Fellow immigrants, authors, and bloggers at the Mad Genius Club writing blog, Dave Freer and Sarah Hoyt, have shared their perspectives (at Sarah's blog) on what it means to be an immigrant, and how they see the current refugee situation. As an immigrant myself, I found their contributions very interesting.
Dave points out that there's a big difference between being a refugee and being an immigrant.
Now I’ve long held that U.N. definitions of ‘refugee’ is a load of fetid dingo’s kidneys. You’re a refugee when you’ve gone just far enough to escape the strife you and your family were facing. That strife is serious you-will-be-shot-your-daughter-raped if you do not leave now. It’s a slippery slope if you start allowing less rigorous definitions. That means that ‘refugee status’ extends a few hundred meters outside the range of being shot and your daughter raped. That status continues only for as long as the clear and present danger exists. When you can go back, you should.
If you can never go back you need to look for a new home. You become a prospective emigrant, facing the same hurdles and challenges as any other emigrant. Country A may feel sorry for the plight of the poor refugees huddled on the border, and allow them to immigrate. But that is not being a refugee. It’s being an immigrant. If you’re going to allow that refugee to leave the 100 yards of safety and come to your country: well it would be bitterly unfair to the native born, to taxpayers and to the legal immigrants to let them immigrate and become citizens and beneficiaries of your country without the same conditions. If you’re merely granting asylum: Their status is temporary, highly conditional, and if the clear and present danger is not there: they go home.
There's more at the link.
Sarah warns that acculturation is an inescapable part of immigration. If we ignore the former, the later cannot succeed.
So this brings us to taking in refugees from a culture so different from ours as to be mind-boggling, (and you wouldn’t get HOW different unless you’d lived in one half way there), from a religion that considers itself at war (physical, not just spiritual) with us and modernity, from a place where tribe is primary above all...

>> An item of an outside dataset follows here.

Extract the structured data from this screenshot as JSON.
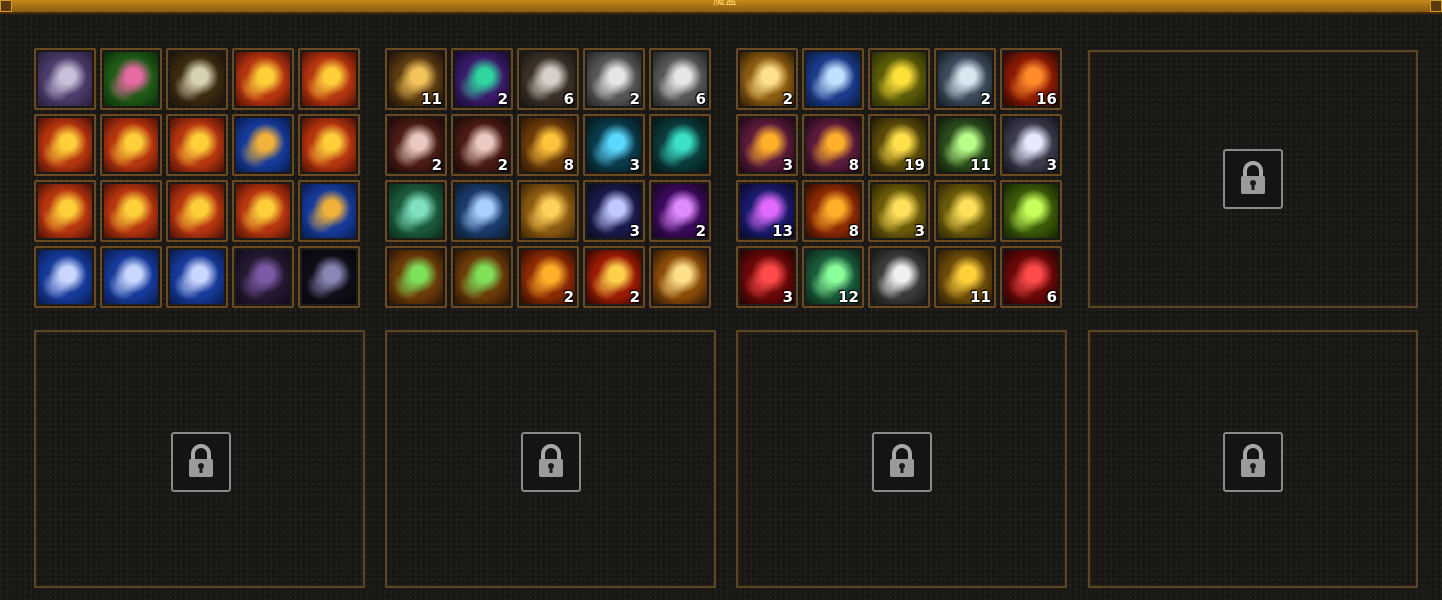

. . .
Will it be an easy road to acculturation? No. For one, our culture ACTIVELY DISCOURAGES acculturating. It’s considered a “betrayal” of your “native” culture.
. . .
Acculturation HURTS. Even when you want it, it’s a very painful process. Think of the worst days of your teenage years, and multiply them by five or ten years of consciously dragging yourself through this process.
. . .
People who have never acculturated, people who are frankly quite ignorant of what “foreign” or “abroad” means, beyond their easy, lazy, fluffy headed vacations talking to other people like them abroad, call those scared of such an influx of people in that bind “ignorant.” I guess because they lack a mirror.
Is it scary? It is very scary. Can it end well? Of course it can.
But the way it ends well is where our society cheerfully smiles and says “fit in, or f*ck off.” We’ll embrace little Achmed and little Fatima as our countrymen, but NOT if they go around demanding Sharia, telling us to stop eating pork, and that we can’t write/make stupid parodies of Allah, as we do of every other religion/belief in our culture. Sure, they can roll their eyes at the stupid parodies, or write outraged blog posts about our disrespect. But they don’t have the right to try to curtail us by law, or to bring their f*cked up culture, which caused their problems to begin with, here.
I don’t see it happening, at least not while our current multi-culti elites are in power. Which means what we’re doing is importing trouble for later.
Again, more at the link.
Sarah immigrated to the USA from Portugal, as I did from South Africa. Dave immigrated to Australia from South Africa. They speak from intimate personal experience. Go read both their articles in full, and then look at the wave of so-called 'refugees' swamping Europe (and coming to our country as well) through their eyes. They speak wisdom.